Give a verbatim copy of the lines below, minus the pictures.

::: Provided data :::

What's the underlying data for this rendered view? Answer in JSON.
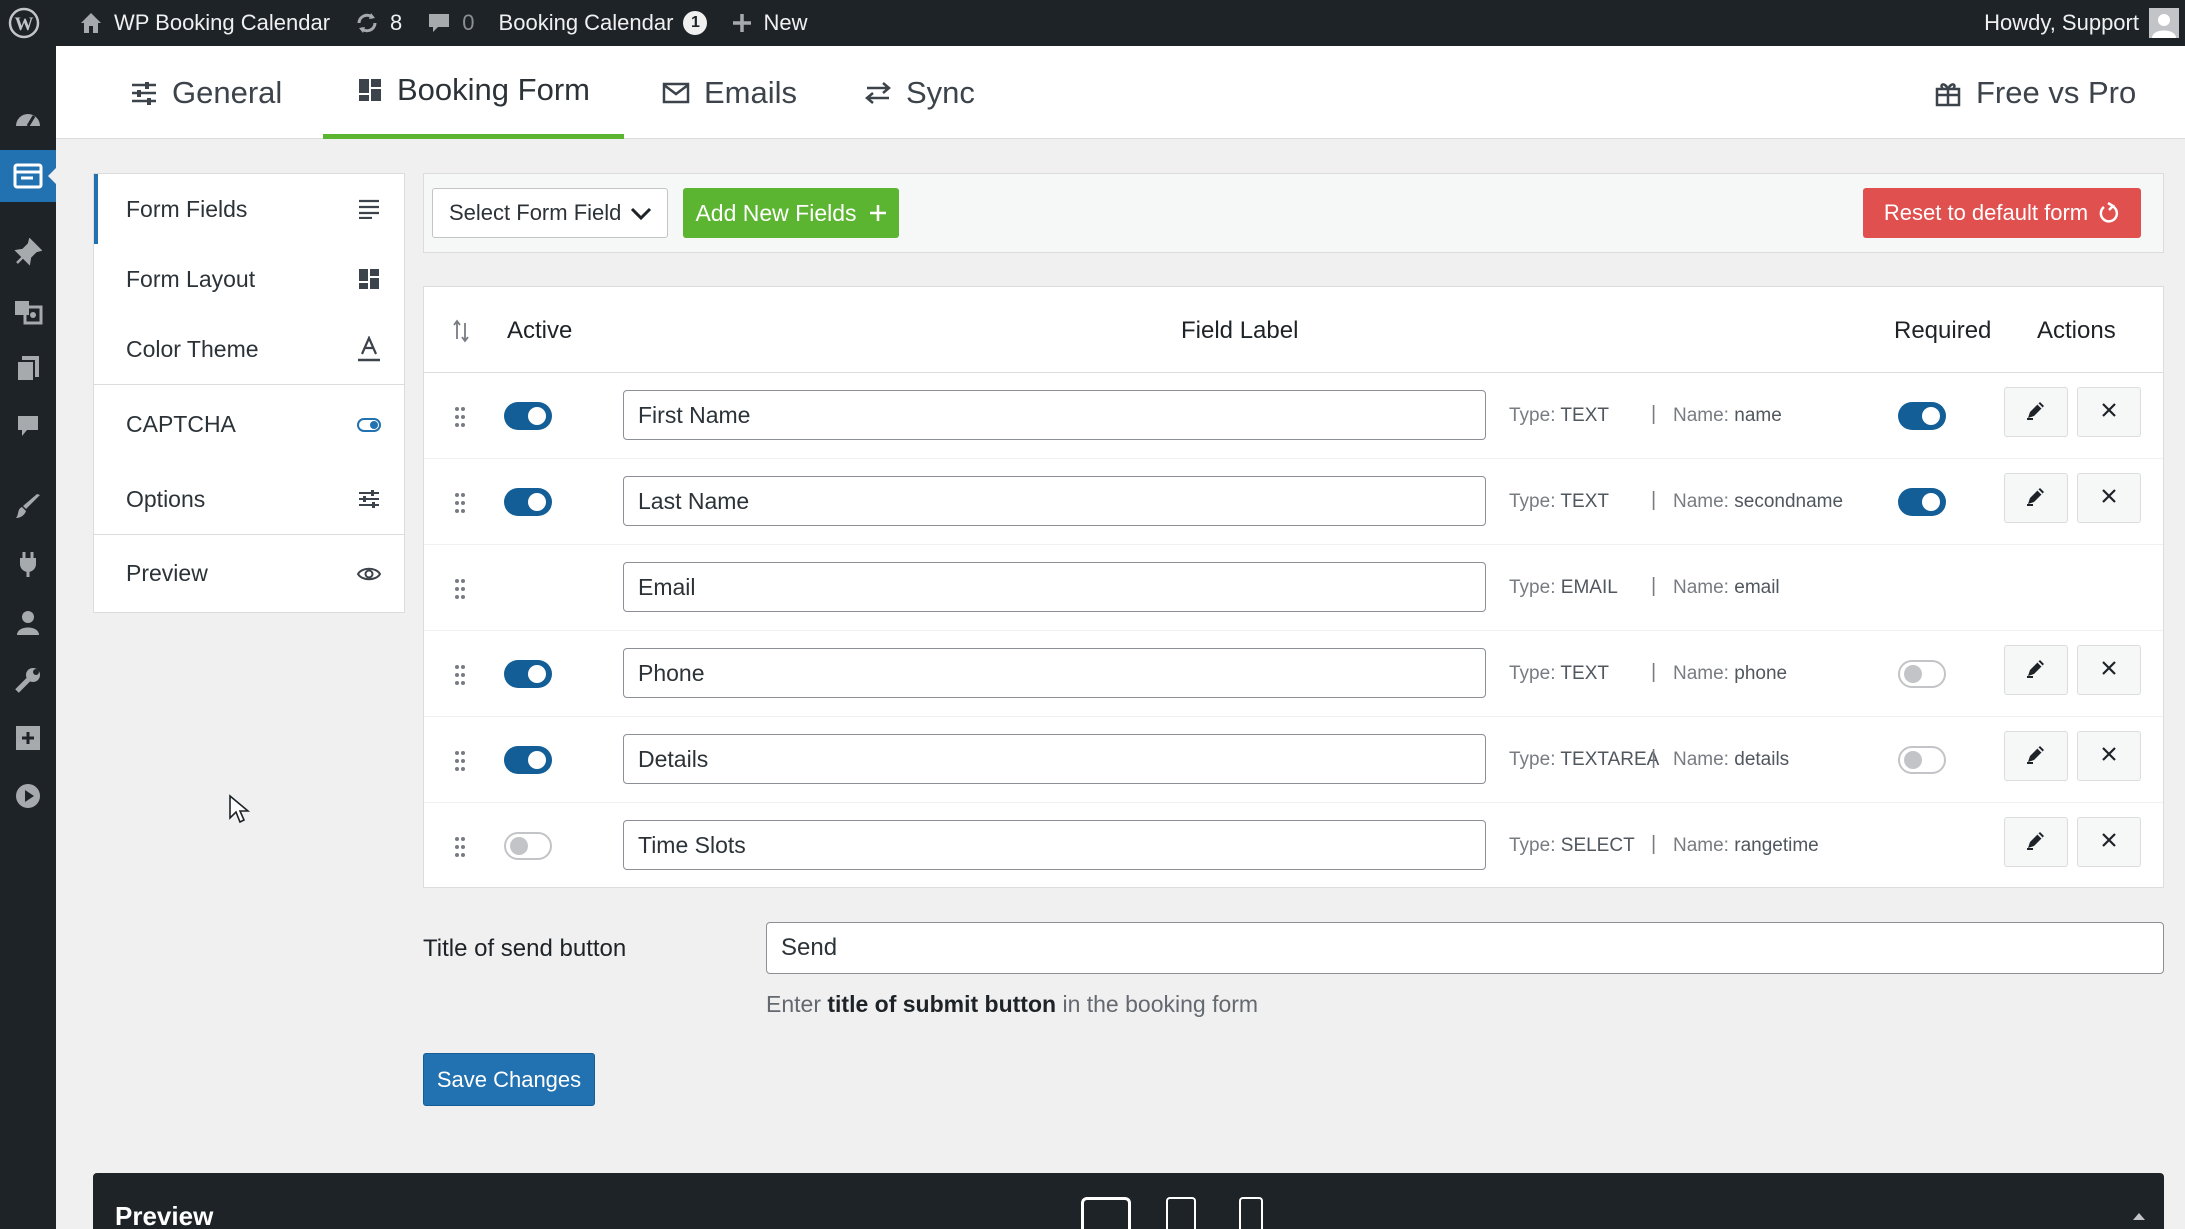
{
  "adminbar": {
    "site_name": "WP Booking Calendar",
    "updates_count": "8",
    "comments_count": "0",
    "plugin_menu": "Booking Calendar",
    "plugin_badge": "1",
    "new_label": "New",
    "howdy": "Howdy, Support"
  },
  "tabs": [
    {
      "label": "General",
      "icon": "sliders-icon"
    },
    {
      "label": "Booking Form",
      "icon": "grid-icon"
    },
    {
      "label": "Emails",
      "icon": "envelope-icon"
    },
    {
      "label": "Sync",
      "icon": "arrows-icon"
    },
    {
      "label": "Free vs Pro",
      "icon": "gift-icon"
    }
  ],
  "leftnav": [
    {
      "label": "Form Fields",
      "icon": "lines-icon"
    },
    {
      "label": "Form Layout",
      "icon": "layout-icon"
    },
    {
      "label": "Color Theme",
      "icon": "font-color-icon"
    },
    {
      "label": "CAPTCHA",
      "icon": "toggle-icon"
    },
    {
      "label": "Options",
      "icon": "sliders-icon"
    },
    {
      "label": "Preview",
      "icon": "eye-icon"
    }
  ],
  "toolbar": {
    "select_field": "Select Form Field",
    "add_new": "Add New Fields",
    "reset": "Reset to default form"
  },
  "table": {
    "headers": {
      "active": "Active",
      "label": "Field Label",
      "required": "Required",
      "actions": "Actions"
    },
    "type_prefix": "Type:",
    "name_prefix": "Name:",
    "rows": [
      {
        "label": "First Name",
        "type": "TEXT",
        "name": "name",
        "active": true,
        "required": true
      },
      {
        "label": "Last Name",
        "type": "TEXT",
        "name": "secondname",
        "active": true,
        "required": true
      },
      {
        "label": "Email",
        "type": "EMAIL",
        "name": "email",
        "active": null,
        "required": null
      },
      {
        "label": "Phone",
        "type": "TEXT",
        "name": "phone",
        "active": true,
        "required": false
      },
      {
        "label": "Details",
        "type": "TEXTAREA",
        "name": "details",
        "active": true,
        "required": false
      },
      {
        "label": "Time Slots",
        "type": "SELECT",
        "name": "rangetime",
        "active": false,
        "required": null
      }
    ]
  },
  "send_button": {
    "label": "Title of send button",
    "value": "Send",
    "hint_pre": "Enter ",
    "hint_bold": "title of submit button",
    "hint_post": " in the booking form"
  },
  "save_label": "Save Changes",
  "preview": {
    "title": "Preview"
  },
  "colors": {
    "primary": "#2271b1",
    "green": "#5cb531",
    "red": "#e0504f",
    "dark": "#1d2327"
  }
}
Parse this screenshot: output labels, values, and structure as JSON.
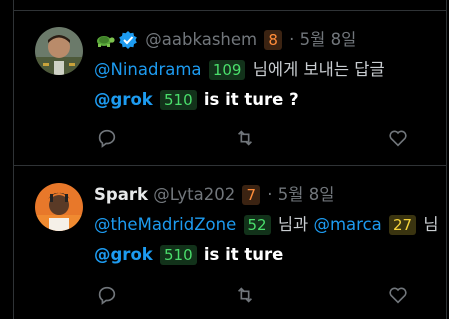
{
  "tweets": [
    {
      "handle": "@aabkashem",
      "handle_badge": "8",
      "separator": "·",
      "date": "5월 8일",
      "reply_to": "@Ninadrama",
      "reply_to_badge": "109",
      "reply_suffix": "님에게 보내는 답글",
      "mention": "@grok",
      "mention_badge": "510",
      "text": "is it ture ?"
    },
    {
      "name": "Spark",
      "handle": "@Lyta202",
      "handle_badge": "7",
      "separator": "·",
      "date": "5월 8일",
      "reply_to": "@theMadridZone",
      "reply_to_badge": "52",
      "reply_mid": "님과",
      "reply_to2": "@marca",
      "reply_to2_badge": "27",
      "reply_suffix": "님",
      "mention": "@grok",
      "mention_badge": "510",
      "text": "is it ture"
    }
  ],
  "icons": [
    "reply-icon",
    "retweet-icon",
    "like-icon",
    "verified-icon",
    "turtle-emoji-icon"
  ],
  "colors": {
    "accent": "#1d9bf0",
    "muted": "#71767b",
    "background": "#000000"
  }
}
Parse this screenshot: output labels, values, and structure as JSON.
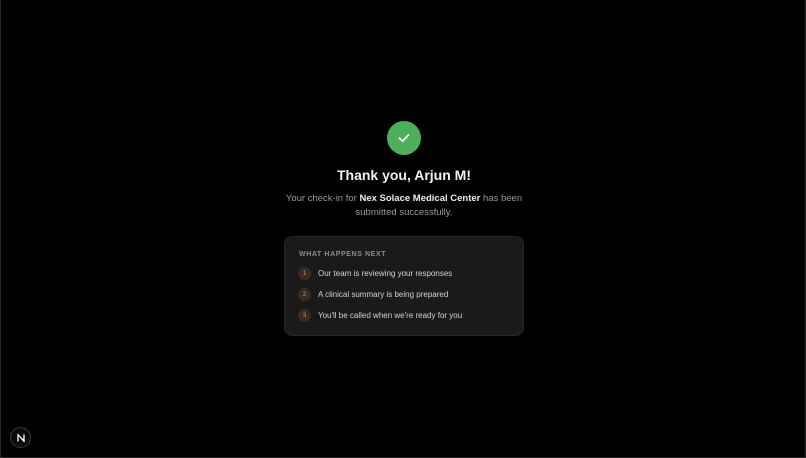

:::

Answer for the task:
What's the underlying data for this rendered view? Answer in JSON.
{
  "adminbar": {
    "site_name": "WP Booking Calendar",
    "updates_count": "8",
    "comments_count": "0",
    "plugin_menu": "Booking Calendar",
    "plugin_badge": "1",
    "new_label": "New",
    "howdy": "Howdy, Support"
  },
  "tabs": [
    {
      "label": "General",
      "icon": "sliders-icon"
    },
    {
      "label": "Booking Form",
      "icon": "grid-icon"
    },
    {
      "label": "Emails",
      "icon": "envelope-icon"
    },
    {
      "label": "Sync",
      "icon": "arrows-icon"
    },
    {
      "label": "Free vs Pro",
      "icon": "gift-icon"
    }
  ],
  "leftnav": [
    {
      "label": "Form Fields",
      "icon": "lines-icon"
    },
    {
      "label": "Form Layout",
      "icon": "layout-icon"
    },
    {
      "label": "Color Theme",
      "icon": "font-color-icon"
    },
    {
      "label": "CAPTCHA",
      "icon": "toggle-icon"
    },
    {
      "label": "Options",
      "icon": "sliders-icon"
    },
    {
      "label": "Preview",
      "icon": "eye-icon"
    }
  ],
  "toolbar": {
    "select_field": "Select Form Field",
    "add_new": "Add New Fields",
    "reset": "Reset to default form"
  },
  "table": {
    "headers": {
      "active": "Active",
      "label": "Field Label",
      "required": "Required",
      "actions": "Actions"
    },
    "type_prefix": "Type:",
    "name_prefix": "Name:",
    "rows": [
      {
        "label": "First Name",
        "type": "TEXT",
        "name": "name",
        "active": true,
        "required": true
      },
      {
        "label": "Last Name",
        "type": "TEXT",
        "name": "secondname",
        "active": true,
        "required": true
      },
      {
        "label": "Email",
        "type": "EMAIL",
        "name": "email",
        "active": null,
        "required": null
      },
      {
        "label": "Phone",
        "type": "TEXT",
        "name": "phone",
        "active": true,
        "required": false
      },
      {
        "label": "Details",
        "type": "TEXTAREA",
        "name": "details",
        "active": true,
        "required": false
      },
      {
        "label": "Time Slots",
        "type": "SELECT",
        "name": "rangetime",
        "active": false,
        "required": null
      }
    ]
  },
  "send_button": {
    "label": "Title of send button",
    "value": "Send",
    "hint_pre": "Enter ",
    "hint_bold": "title of submit button",
    "hint_post": " in the booking form"
  },
  "save_label": "Save Changes",
  "preview": {
    "title": "Preview"
  },
  "colors": {
    "primary": "#2271b1",
    "green": "#5cb531",
    "red": "#e0504f",
    "dark": "#1d2327"
  }
}
Parse this screenshot: output labels, values, and structure as JSON.
{
  "tweets": [
    {
      "handle": "@aabkashem",
      "handle_badge": "8",
      "separator": "·",
      "date": "5월 8일",
      "reply_to": "@Ninadrama",
      "reply_to_badge": "109",
      "reply_suffix": "님에게 보내는 답글",
      "mention": "@grok",
      "mention_badge": "510",
      "text": "is it ture ?"
    },
    {
      "name": "Spark",
      "handle": "@Lyta202",
      "handle_badge": "7",
      "separator": "·",
      "date": "5월 8일",
      "reply_to": "@theMadridZone",
      "reply_to_badge": "52",
      "reply_mid": "님과",
      "reply_to2": "@marca",
      "reply_to2_badge": "27",
      "reply_suffix": "님",
      "mention": "@grok",
      "mention_badge": "510",
      "text": "is it ture"
    }
  ],
  "icons": [
    "reply-icon",
    "retweet-icon",
    "like-icon",
    "verified-icon",
    "turtle-emoji-icon"
  ],
  "colors": {
    "accent": "#1d9bf0",
    "muted": "#71767b",
    "background": "#000000"
  }
}
Parse this screenshot: output labels, values, and structure as JSON.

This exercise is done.